◆ **Record extracts**

· · · ·

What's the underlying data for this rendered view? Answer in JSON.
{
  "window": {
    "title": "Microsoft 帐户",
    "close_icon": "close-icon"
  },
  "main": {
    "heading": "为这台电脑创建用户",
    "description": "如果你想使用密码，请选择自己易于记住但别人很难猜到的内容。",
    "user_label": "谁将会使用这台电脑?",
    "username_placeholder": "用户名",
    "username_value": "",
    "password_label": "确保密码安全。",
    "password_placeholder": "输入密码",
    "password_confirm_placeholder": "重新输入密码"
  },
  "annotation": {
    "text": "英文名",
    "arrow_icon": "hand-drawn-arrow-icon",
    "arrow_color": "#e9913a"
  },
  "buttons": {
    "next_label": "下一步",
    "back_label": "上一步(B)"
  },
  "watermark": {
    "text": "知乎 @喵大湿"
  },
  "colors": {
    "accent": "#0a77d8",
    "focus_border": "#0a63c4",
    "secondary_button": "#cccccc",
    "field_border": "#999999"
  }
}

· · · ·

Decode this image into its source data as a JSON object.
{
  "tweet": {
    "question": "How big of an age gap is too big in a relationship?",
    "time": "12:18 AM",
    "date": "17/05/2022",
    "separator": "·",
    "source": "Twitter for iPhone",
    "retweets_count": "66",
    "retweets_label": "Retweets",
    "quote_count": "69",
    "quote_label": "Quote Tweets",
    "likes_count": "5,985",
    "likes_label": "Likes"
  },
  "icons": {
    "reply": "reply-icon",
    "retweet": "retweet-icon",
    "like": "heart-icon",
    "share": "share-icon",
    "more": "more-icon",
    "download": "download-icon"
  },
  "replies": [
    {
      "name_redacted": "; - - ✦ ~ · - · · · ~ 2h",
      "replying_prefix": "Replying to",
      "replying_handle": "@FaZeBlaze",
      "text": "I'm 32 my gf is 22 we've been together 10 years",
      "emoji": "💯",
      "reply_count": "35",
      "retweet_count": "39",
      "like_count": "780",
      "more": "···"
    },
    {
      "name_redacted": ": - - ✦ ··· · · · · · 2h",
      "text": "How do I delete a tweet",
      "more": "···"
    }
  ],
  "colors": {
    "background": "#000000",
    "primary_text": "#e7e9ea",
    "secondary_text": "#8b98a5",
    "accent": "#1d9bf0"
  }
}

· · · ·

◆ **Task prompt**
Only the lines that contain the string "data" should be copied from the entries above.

◆ **Answer for the task**
What's the underlying data for this rendered view? Answer in JSON.
Decode this image into its source data as a JSON object.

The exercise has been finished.